Testosterone exerts a negative feedback action on the secretion of gonadotrophin releasing hormone (GnRH) and the gonadotrophins in males. The mechanism by which this occurs is unclear, as GnRH neurons do not express androgen receptors or oestrogen receptor-α. One possibility is that the feedback effect is transmitted through GnIH cells. GnIH is a peptide produced in the dorsomedial nucleus (DMH) and GnIH neurons project to GnRH cells and to the median eminence in the sheep brain. GnIH is secreted into the hypophysial portal blood in this species and acts to inhibit GnRH action on gonadotropes. To test the hypothesis that testicular hormones regulate GnIH gene expression, we used in situ hybridisation histochemistry to measure levels of mRNA in the hypothalamus of rams and wethers (n=5/group). Using 20µm cryostat sections of perfusion-fixed ram tissue 5 regions of the hypothalamus were examined. The number of GnIH cells detected was higher (P<0.05) in rams (55.5±12.21) than in wethers (11.5±7.54) in the caudal region of the DMH. Expression/cell was measured counting silver grains with the 35S-labelled riboprobe, but this was similar in rams and wethers. We conclude that testicular hormones increase GnIH mRNA expression in the ram hypothalamus and that this contributes to the negative feedback effect on GnRH and gonadotropin secretion.
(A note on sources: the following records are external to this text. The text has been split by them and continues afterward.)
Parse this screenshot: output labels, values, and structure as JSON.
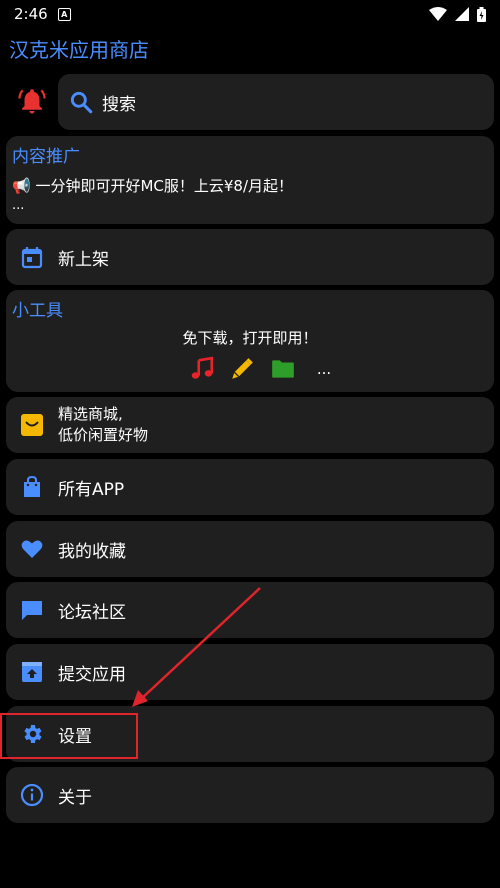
{
  "status_bar": {
    "time": "2:46"
  },
  "app_title": "汉克米应用商店",
  "search": {
    "label": "搜索"
  },
  "promo": {
    "title": "内容推广",
    "line1": "📢 一分钟即可开好MC服！上云¥8/月起！",
    "line2": "..."
  },
  "menu": {
    "new_shelf": "新上架",
    "tools_title": "小工具",
    "tools_desc": "免下载，打开即用！",
    "tools_more": "...",
    "shop_line1": "精选商城,",
    "shop_line2": "低价闲置好物",
    "all_apps": "所有APP",
    "favorites": "我的收藏",
    "forum": "论坛社区",
    "submit_app": "提交应用",
    "settings": "设置",
    "about": "关于"
  },
  "colors": {
    "accent": "#4a8dff",
    "card": "#1f1f1f",
    "highlight": "#e0242b",
    "bell": "#e8322f"
  }
}
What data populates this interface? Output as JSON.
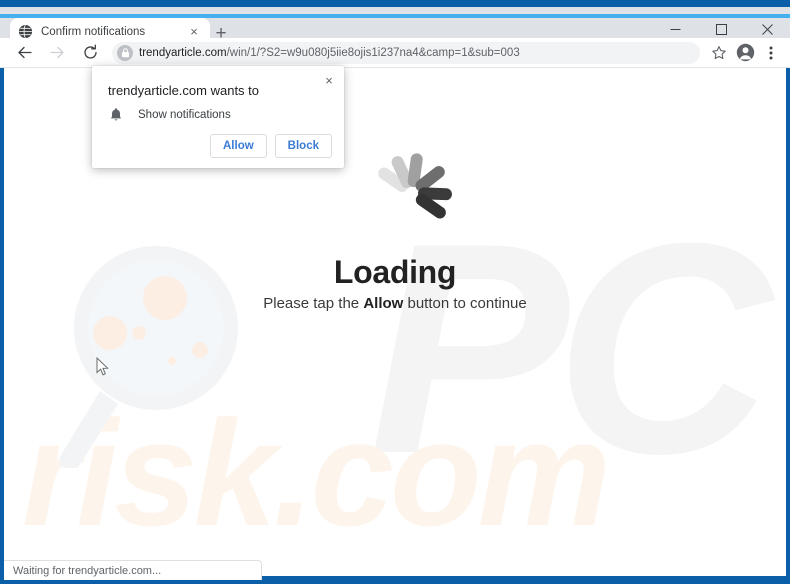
{
  "browser": {
    "tab": {
      "title": "Confirm notifications",
      "favicon_icon": "globe-icon",
      "close_icon": "×"
    },
    "new_tab_icon": "+",
    "window_controls": {
      "minimize": "–",
      "maximize": "□",
      "close": "×"
    },
    "toolbar": {
      "back_icon": "back-arrow-icon",
      "forward_icon": "forward-arrow-icon",
      "reload_icon": "reload-icon",
      "lock_icon": "lock-icon",
      "url_host": "trendyarticle.com",
      "url_path": "/win/1/?S2=w9u080j5iie8ojis1i237na4&camp=1&sub=003",
      "bookmark_icon": "star-icon",
      "profile_icon": "avatar-icon",
      "menu_icon": "three-dot-menu-icon"
    },
    "status_text": "Waiting for trendyarticle.com..."
  },
  "permission_popup": {
    "title": "trendyarticle.com wants to",
    "permission_icon": "bell-icon",
    "permission_label": "Show notifications",
    "allow_label": "Allow",
    "block_label": "Block",
    "close_icon": "×"
  },
  "page": {
    "heading": "Loading",
    "subtext_before": "Please tap the ",
    "subtext_bold": "Allow",
    "subtext_after": " button to continue",
    "spinner_icon": "loading-spinner-icon",
    "watermark_pc": "PC",
    "watermark_risk": "risk.com"
  },
  "colors": {
    "window_frame": "#0b5ea8",
    "titlebar_accent": "#45b0f0",
    "tabbar": "#dee1e6",
    "link_blue": "#3a7bd5",
    "heading": "#222222",
    "watermark_gray": "#f4f4f4",
    "watermark_peach": "#fdf4ec"
  }
}
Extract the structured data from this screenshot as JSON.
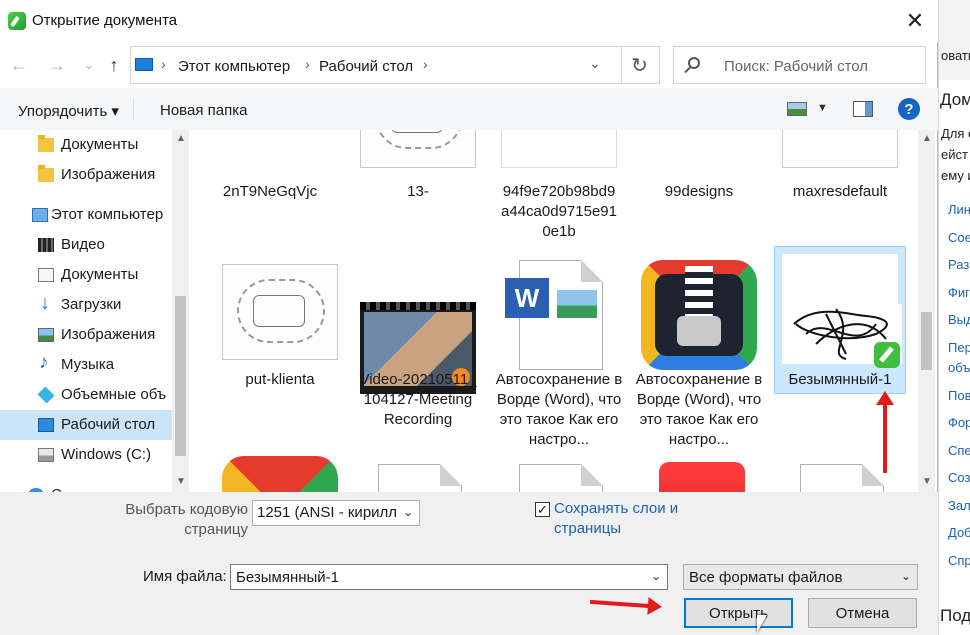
{
  "dialog": {
    "title": "Открытие документа",
    "close_glyph": "✕"
  },
  "nav": {
    "back_glyph": "←",
    "forward_glyph": "→",
    "recent_glyph": "⌄",
    "up_glyph": "↑",
    "breadcrumbs": [
      "Этот компьютер",
      "Рабочий стол"
    ],
    "crumb_sep": "›",
    "refresh_glyph": "↻",
    "dropdown_glyph": "⌄",
    "search_placeholder": "Поиск: Рабочий стол"
  },
  "toolbar": {
    "organize_label": "Упорядочить ▾",
    "new_folder_label": "Новая папка",
    "help_glyph": "?"
  },
  "sidebar": {
    "items": [
      {
        "label": "Документы",
        "icon": "folder-icon"
      },
      {
        "label": "Изображения",
        "icon": "folder-icon"
      },
      {
        "label": "Этот компьютер",
        "icon": "computer-icon"
      },
      {
        "label": "Видео",
        "icon": "video-icon"
      },
      {
        "label": "Документы",
        "icon": "documents-icon"
      },
      {
        "label": "Загрузки",
        "icon": "downloads-icon"
      },
      {
        "label": "Изображения",
        "icon": "images-icon"
      },
      {
        "label": "Музыка",
        "icon": "music-icon"
      },
      {
        "label": "Объемные объ",
        "icon": "3d-objects-icon"
      },
      {
        "label": "Рабочий стол",
        "icon": "desktop-icon"
      },
      {
        "label": "Windows (C:)",
        "icon": "drive-icon"
      },
      {
        "label": "С",
        "icon": "network-icon"
      }
    ]
  },
  "files": {
    "row1": [
      {
        "name": "2nT9NeGqVjc"
      },
      {
        "name": "13-"
      },
      {
        "name": "94f9e720b98bd9 a44ca0d9715e91 0e1b"
      },
      {
        "name": "99designs"
      },
      {
        "name": "maxresdefault"
      }
    ],
    "row2": [
      {
        "name": "put-klienta"
      },
      {
        "name": "Video-20210511_ 104127-Meeting Recording"
      },
      {
        "name": "Автосохранение в Ворде (Word), что это такое Как его настро..."
      },
      {
        "name": "Автосохранение в Ворде (Word), что это такое Как его настро..."
      },
      {
        "name": "Безымянный-1"
      }
    ],
    "word_badge": "W"
  },
  "bottom": {
    "codepage_label": "Выбрать кодовую страницу",
    "codepage_value": "1251  (ANSI - кирилл",
    "keep_layers_label": "Сохранять слои и страницы",
    "keep_layers_checked": "✓",
    "filename_label": "Имя файла:",
    "filename_value": "Безымянный-1",
    "filetype_value": "Все форматы файлов",
    "open_label": "Открыть",
    "cancel_label": "Отмена",
    "caret_glyph": "⌄"
  },
  "background_app": {
    "top_text": "овать",
    "heading": "Дом",
    "text_lines": [
      "Для о",
      "ейст",
      "ему и"
    ],
    "links": [
      "Лин",
      "Сое",
      "Раз",
      "Фиг",
      "Выд",
      "Пер",
      "объ",
      "Пов",
      "Фор",
      "Спе",
      "Соз",
      "Зал",
      "Доб",
      "Спр"
    ],
    "bottom_heading": "Подр"
  },
  "colors": {
    "selection": "#cce8ff",
    "nav_selected": "#cce4f7",
    "accent_blue": "#0078d7",
    "link_blue": "#1a64b0",
    "annotation_red": "#e21b1b"
  }
}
Future work will determine whether this feedback effect is due to testosterone.
|Publication status||Published - 26 Aug 2013|
|Event||Annual Scientific Meetings of the Endocrine Society of Australia and the Society for Reproductive Biology - Melbourne Convention & Exhibition Centre, Melbourne, Australia|
Duration: 24 Aug 2014 → 27 Aug 2014
|Conference||Annual Scientific Meetings of the Endocrine Society of Australia and the Society for Reproductive Biology|
|Period||24/08/14 → 27/08/14|